Web page and app entries =>
━━━━━━

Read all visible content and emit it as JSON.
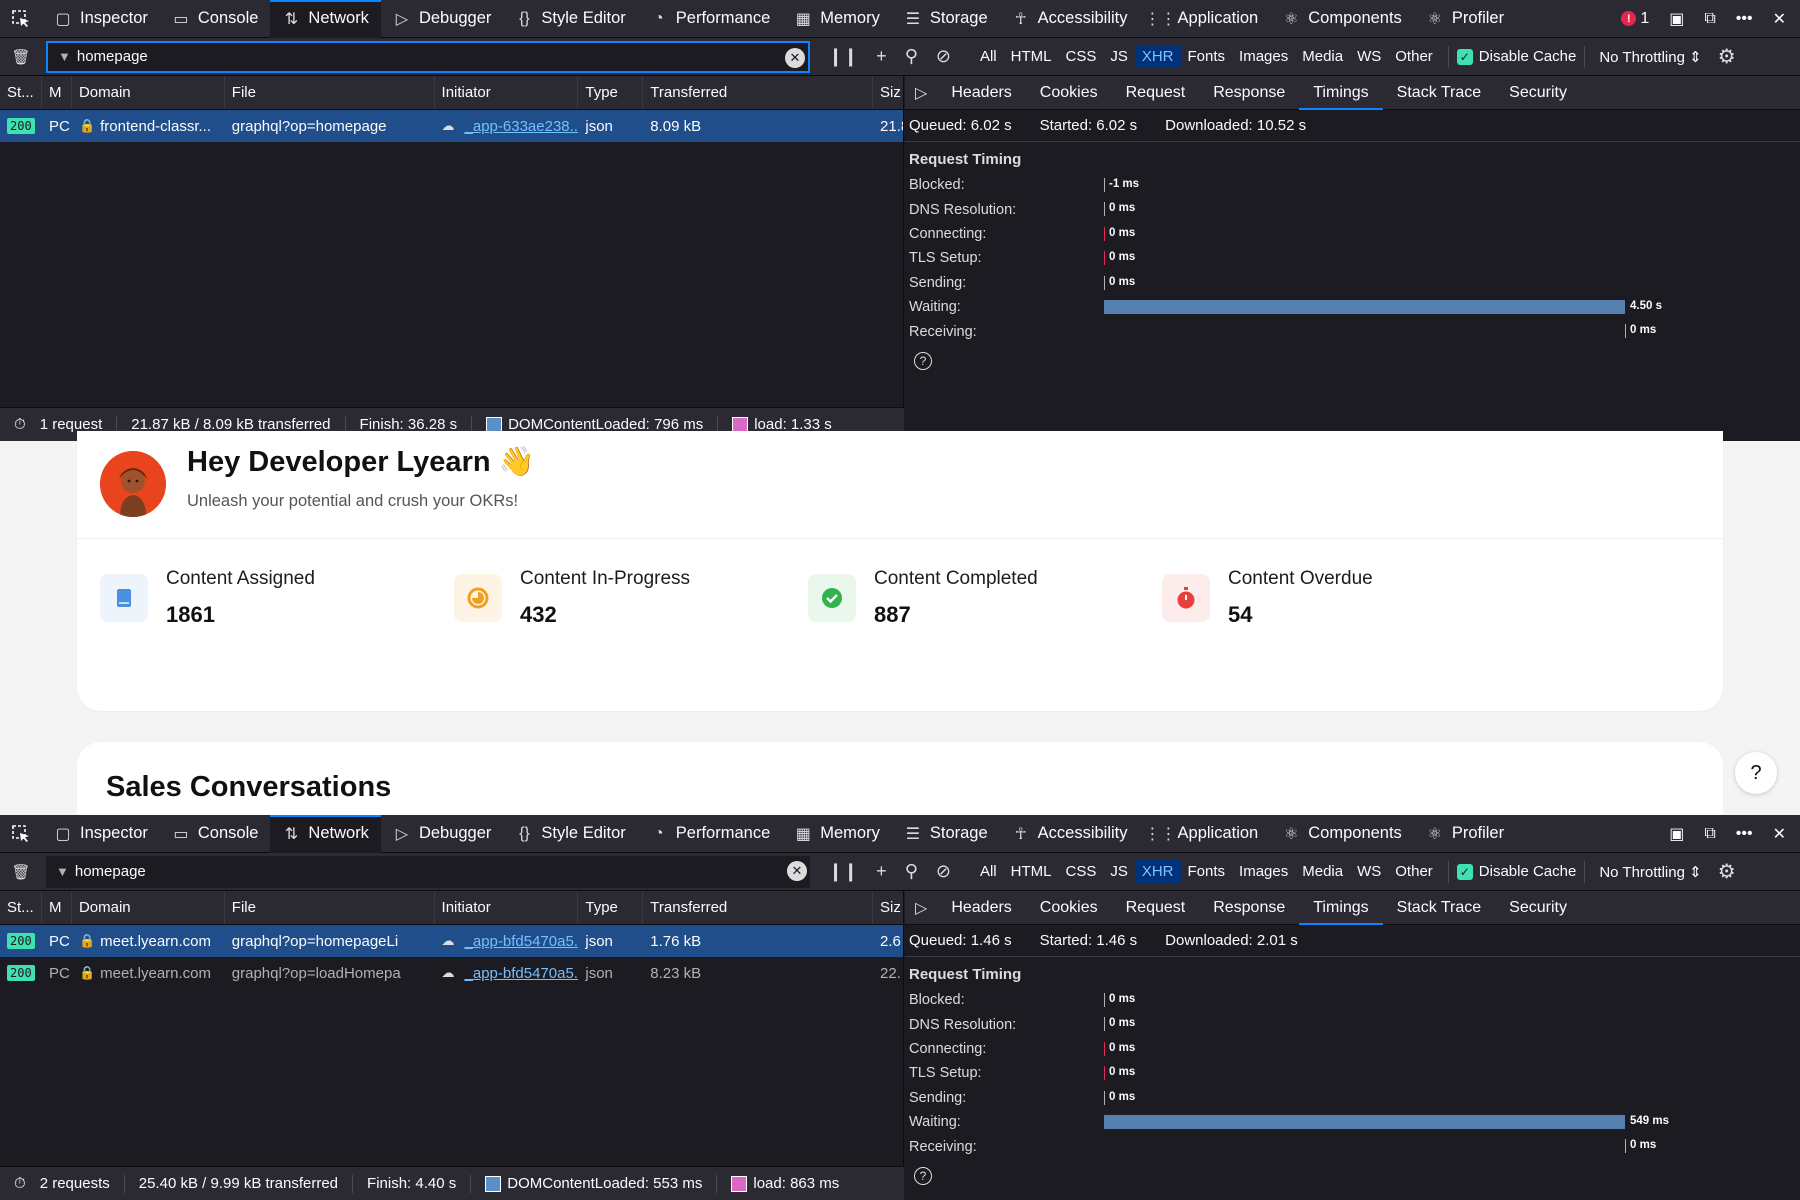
{
  "devtools_tabs": [
    "Inspector",
    "Console",
    "Network",
    "Debugger",
    "Style Editor",
    "Performance",
    "Memory",
    "Storage",
    "Accessibility",
    "Application",
    "Components",
    "Profiler"
  ],
  "devtools_tab_icons": [
    "inspector-icon",
    "console-icon",
    "network-icon",
    "debugger-icon",
    "style-editor-icon",
    "performance-icon",
    "memory-icon",
    "storage-icon",
    "accessibility-icon",
    "application-icon",
    "components-icon",
    "profiler-icon"
  ],
  "error_count": "1",
  "type_filters": [
    "All",
    "HTML",
    "CSS",
    "JS",
    "XHR",
    "Fonts",
    "Images",
    "Media",
    "WS",
    "Other"
  ],
  "active_type": "XHR",
  "disable_cache_label": "Disable Cache",
  "throttling_label": "No Throttling",
  "columns": [
    "St...",
    "M",
    "Domain",
    "File",
    "Initiator",
    "Type",
    "Transferred",
    "Siz"
  ],
  "detail_tabs": [
    "Headers",
    "Cookies",
    "Request",
    "Response",
    "Timings",
    "Stack Trace",
    "Security"
  ],
  "active_detail_tab": "Timings",
  "timing_title": "Request Timing",
  "timing_labels": [
    "Blocked:",
    "DNS Resolution:",
    "Connecting:",
    "TLS Setup:",
    "Sending:",
    "Waiting:",
    "Receiving:"
  ],
  "top": {
    "filter_value": "homepage",
    "requests": [
      {
        "status": "200",
        "method": "PC",
        "domain": "frontend-classr...",
        "file": "graphql?op=homepage",
        "initiator": "_app-633ae238...",
        "type": "json",
        "transferred": "8.09 kB",
        "size": "21.8",
        "selected": true
      }
    ],
    "status_bar": {
      "requests": "1 request",
      "sizes": "21.87 kB / 8.09 kB transferred",
      "finish": "Finish: 36.28 s",
      "dcl": "DOMContentLoaded: 796 ms",
      "load": "load: 1.33 s"
    },
    "summary": {
      "queued": "Queued: 6.02 s",
      "started": "Started: 6.02 s",
      "downloaded": "Downloaded: 10.52 s"
    },
    "timings": [
      "-1 ms",
      "0 ms",
      "0 ms",
      "0 ms",
      "0 ms",
      "4.50 s",
      "0 ms"
    ]
  },
  "page": {
    "greeting": "Hey Developer Lyearn",
    "greeting_emoji": "👋",
    "subtitle": "Unleash your potential and crush your OKRs!",
    "stats": [
      {
        "label": "Content Assigned",
        "value": "1861",
        "icon": "book-icon",
        "color": "#4a90e2",
        "bg": "#eef4fc"
      },
      {
        "label": "Content In-Progress",
        "value": "432",
        "icon": "progress-icon",
        "color": "#f0a020",
        "bg": "#fdf4e6"
      },
      {
        "label": "Content Completed",
        "value": "887",
        "icon": "check-circle-icon",
        "color": "#2fb34a",
        "bg": "#eaf7ed"
      },
      {
        "label": "Content Overdue",
        "value": "54",
        "icon": "timer-icon",
        "color": "#e8403a",
        "bg": "#fdecec"
      }
    ],
    "section_title": "Sales Conversations",
    "help_label": "?"
  },
  "bottom": {
    "filter_value": "homepage",
    "requests": [
      {
        "status": "200",
        "method": "PC",
        "domain": "meet.lyearn.com",
        "file": "graphql?op=homepageLi",
        "initiator": "_app-bfd5470a5...",
        "type": "json",
        "transferred": "1.76 kB",
        "size": "2.6",
        "selected": true
      },
      {
        "status": "200",
        "method": "PC",
        "domain": "meet.lyearn.com",
        "file": "graphql?op=loadHomepa",
        "initiator": "_app-bfd5470a5...",
        "type": "json",
        "transferred": "8.23 kB",
        "size": "22.",
        "selected": false
      }
    ],
    "status_bar": {
      "requests": "2 requests",
      "sizes": "25.40 kB / 9.99 kB transferred",
      "finish": "Finish: 4.40 s",
      "dcl": "DOMContentLoaded: 553 ms",
      "load": "load: 863 ms"
    },
    "summary": {
      "queued": "Queued: 1.46 s",
      "started": "Started: 1.46 s",
      "downloaded": "Downloaded: 2.01 s"
    },
    "timings": [
      "0 ms",
      "0 ms",
      "0 ms",
      "0 ms",
      "0 ms",
      "549 ms",
      "0 ms"
    ]
  }
}
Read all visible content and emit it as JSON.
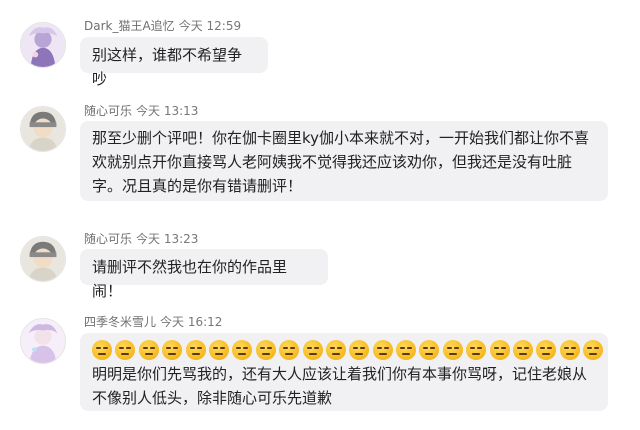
{
  "comments": [
    {
      "sender": "Dark_猫王A追忆",
      "time": "今天 12:59",
      "lines": [
        "别这样，谁都不希望争吵"
      ]
    },
    {
      "sender": "随心可乐",
      "time": "今天 13:13",
      "lines": [
        "那至少删个评吧！你在伽卡圈里ky伽小本来就不对，一开始我们都让你不喜",
        "欢就别点开你直接骂人老阿姨我不觉得我还应该劝你，但我还是没有吐脏",
        "字。况且真的是你有错请删评！"
      ]
    },
    {
      "sender": "随心可乐",
      "time": "今天 13:23",
      "lines": [
        "请删评不然我也在你的作品里闹！"
      ]
    },
    {
      "sender": "四季冬米雪儿",
      "time": "今天 16:12",
      "emoji_name": "unamused-face-emoji",
      "emoji_count": 22,
      "lines": [
        "明明是你们先骂我的，还有大人应该让着我们你有本事你骂呀，记住老娘从",
        "不像别人低头，除非随心可乐先道歉"
      ]
    }
  ]
}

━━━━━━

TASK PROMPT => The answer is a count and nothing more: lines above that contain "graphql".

ANSWER BELOW => 3